- The limbs of turtles have undergone modifications over time to adapt to various locomotor strategies.
- Their muscle groups work together harmoniously to ensure efficient movement on land or water.
- Precise coordination allows them to walk gracefully on land as well as swim with agility underwater.
Reflexes and Responses:
- Turtles possess instinctive reflexes that aid in quick responses to potential threats or opportunities.
- Rapid reaction times enable them to retract into their shells swiftly when sensing danger.
- Additionally, they display adaptive behavior such as sun-seeking movements that align with thermoregulation needs.
The incredible motor control abilities displayed by turtles often evoke a sense of wonderment among observers. Consider these captivating facts:
- Turtles’ graceful swimming motions and precise navigation inspire awe in their ability to traverse vast distances.
- The seamless coordination of muscles and limbs showcases the evolutionarily refined motor control systems they possess.
- Reflexes that enable swift self-defense mechanisms evoke a sense of admiration for these creatures’ survival instincts.
- Adaptive behavior like sun-seeking movements highlights their capability to adjust their actions based on environmental conditions.
|Motor Control Mechanism
|Harmonious cooperation between muscle groups allows turtles to move gracefully across different terrains.

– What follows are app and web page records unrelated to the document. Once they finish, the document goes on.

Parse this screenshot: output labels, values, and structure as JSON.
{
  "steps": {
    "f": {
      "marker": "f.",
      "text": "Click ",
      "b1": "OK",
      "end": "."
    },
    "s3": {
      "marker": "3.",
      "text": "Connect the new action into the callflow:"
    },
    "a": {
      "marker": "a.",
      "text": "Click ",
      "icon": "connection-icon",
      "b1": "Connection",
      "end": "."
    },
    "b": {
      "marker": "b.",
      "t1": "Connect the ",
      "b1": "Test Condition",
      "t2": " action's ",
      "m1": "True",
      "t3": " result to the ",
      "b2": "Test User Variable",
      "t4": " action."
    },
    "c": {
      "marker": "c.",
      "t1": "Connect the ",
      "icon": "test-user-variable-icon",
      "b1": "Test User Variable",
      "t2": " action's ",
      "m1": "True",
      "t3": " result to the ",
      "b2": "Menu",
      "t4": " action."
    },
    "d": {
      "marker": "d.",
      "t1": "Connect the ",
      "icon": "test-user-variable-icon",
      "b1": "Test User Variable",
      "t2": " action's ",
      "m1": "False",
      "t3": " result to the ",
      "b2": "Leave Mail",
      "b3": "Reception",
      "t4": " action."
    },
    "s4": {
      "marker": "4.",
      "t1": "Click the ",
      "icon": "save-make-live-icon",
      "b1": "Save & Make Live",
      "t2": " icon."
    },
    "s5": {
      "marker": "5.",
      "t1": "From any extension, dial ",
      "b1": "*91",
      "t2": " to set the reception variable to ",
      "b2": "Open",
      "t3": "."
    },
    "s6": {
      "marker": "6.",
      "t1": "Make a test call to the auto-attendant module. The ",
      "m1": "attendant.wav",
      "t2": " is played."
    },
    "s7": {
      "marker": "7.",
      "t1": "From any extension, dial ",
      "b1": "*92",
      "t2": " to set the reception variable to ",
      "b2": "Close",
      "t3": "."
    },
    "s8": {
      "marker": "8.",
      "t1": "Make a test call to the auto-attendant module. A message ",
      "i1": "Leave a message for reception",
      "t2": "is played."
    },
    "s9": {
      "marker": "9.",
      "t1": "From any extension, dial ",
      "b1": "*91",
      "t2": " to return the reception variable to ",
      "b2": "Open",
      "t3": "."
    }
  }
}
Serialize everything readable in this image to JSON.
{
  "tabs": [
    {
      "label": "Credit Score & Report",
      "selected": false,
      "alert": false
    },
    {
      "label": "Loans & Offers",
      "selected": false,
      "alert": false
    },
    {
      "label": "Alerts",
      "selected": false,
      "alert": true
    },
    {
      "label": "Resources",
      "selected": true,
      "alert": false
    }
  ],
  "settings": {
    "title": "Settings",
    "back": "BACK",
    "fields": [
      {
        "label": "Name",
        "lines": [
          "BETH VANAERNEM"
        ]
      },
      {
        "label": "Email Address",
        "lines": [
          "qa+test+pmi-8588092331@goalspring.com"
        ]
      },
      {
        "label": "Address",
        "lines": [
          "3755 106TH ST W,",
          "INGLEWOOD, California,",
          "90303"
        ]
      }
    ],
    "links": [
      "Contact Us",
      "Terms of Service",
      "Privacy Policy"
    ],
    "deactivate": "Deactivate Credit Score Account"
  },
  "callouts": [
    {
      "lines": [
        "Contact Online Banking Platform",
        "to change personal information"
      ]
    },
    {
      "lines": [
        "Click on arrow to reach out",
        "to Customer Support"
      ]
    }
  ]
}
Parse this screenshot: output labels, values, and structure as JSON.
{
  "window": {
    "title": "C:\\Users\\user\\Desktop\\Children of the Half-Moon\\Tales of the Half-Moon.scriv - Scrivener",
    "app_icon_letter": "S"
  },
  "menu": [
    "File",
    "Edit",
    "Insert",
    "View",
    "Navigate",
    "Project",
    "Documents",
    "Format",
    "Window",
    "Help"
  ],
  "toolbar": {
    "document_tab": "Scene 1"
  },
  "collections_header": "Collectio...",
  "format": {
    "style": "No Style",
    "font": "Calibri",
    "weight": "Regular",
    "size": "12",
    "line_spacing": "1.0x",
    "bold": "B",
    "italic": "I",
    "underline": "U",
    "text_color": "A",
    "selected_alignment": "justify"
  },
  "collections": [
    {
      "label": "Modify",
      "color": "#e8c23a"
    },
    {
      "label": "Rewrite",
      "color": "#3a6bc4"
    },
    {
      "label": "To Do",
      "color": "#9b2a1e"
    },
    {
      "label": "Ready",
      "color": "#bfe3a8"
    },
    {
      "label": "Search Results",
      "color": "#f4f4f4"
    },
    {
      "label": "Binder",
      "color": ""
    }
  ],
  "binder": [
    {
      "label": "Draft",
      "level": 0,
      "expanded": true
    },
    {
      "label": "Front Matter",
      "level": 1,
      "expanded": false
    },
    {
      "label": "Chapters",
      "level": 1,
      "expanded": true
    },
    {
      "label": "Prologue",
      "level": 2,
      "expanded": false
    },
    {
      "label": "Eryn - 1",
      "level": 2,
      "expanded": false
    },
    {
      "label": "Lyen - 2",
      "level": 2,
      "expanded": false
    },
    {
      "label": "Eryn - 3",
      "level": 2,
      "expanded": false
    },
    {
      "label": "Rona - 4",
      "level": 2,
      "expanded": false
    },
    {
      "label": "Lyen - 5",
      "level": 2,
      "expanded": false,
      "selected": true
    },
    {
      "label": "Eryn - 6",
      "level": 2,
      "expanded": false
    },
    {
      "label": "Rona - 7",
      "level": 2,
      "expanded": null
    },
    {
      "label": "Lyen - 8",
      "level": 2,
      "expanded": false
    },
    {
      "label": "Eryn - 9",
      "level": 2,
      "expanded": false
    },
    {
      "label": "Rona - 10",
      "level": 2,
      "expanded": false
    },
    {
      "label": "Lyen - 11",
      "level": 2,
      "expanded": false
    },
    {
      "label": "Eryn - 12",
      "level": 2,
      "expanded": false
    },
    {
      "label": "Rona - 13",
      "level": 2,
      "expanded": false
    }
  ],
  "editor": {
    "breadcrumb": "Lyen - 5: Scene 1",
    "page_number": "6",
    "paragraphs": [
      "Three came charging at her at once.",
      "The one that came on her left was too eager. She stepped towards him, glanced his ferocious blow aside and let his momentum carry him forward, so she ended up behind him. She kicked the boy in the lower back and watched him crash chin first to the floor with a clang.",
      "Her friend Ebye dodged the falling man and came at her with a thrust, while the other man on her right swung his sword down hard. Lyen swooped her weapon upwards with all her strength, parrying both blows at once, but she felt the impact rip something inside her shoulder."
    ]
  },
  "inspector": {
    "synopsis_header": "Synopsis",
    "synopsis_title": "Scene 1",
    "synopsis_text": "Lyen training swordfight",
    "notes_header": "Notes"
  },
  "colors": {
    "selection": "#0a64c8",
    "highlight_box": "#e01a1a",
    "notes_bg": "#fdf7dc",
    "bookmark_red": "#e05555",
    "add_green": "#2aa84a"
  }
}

|Quick reactions and innate reflexes aid in defense or seizing opportunities, showcasing their adaptability.
|Ability to adjust movements according to external factors demonstrates intelligence and versatility.
In summary, the remarkable motor control abilities displayed by turtles and tortoises highlight the intricate interplay between their nervous system and musculoskeletal framework. Through precise limb coordination, instinctive reflex responses, and adaptive behaviors, these reptiles navigate their environments with astonishing proficiency. Observing their graceful motions evokes a deep appreciation for the evolutionary adaptations that have allowed them to thrive in diverse habitats throughout history.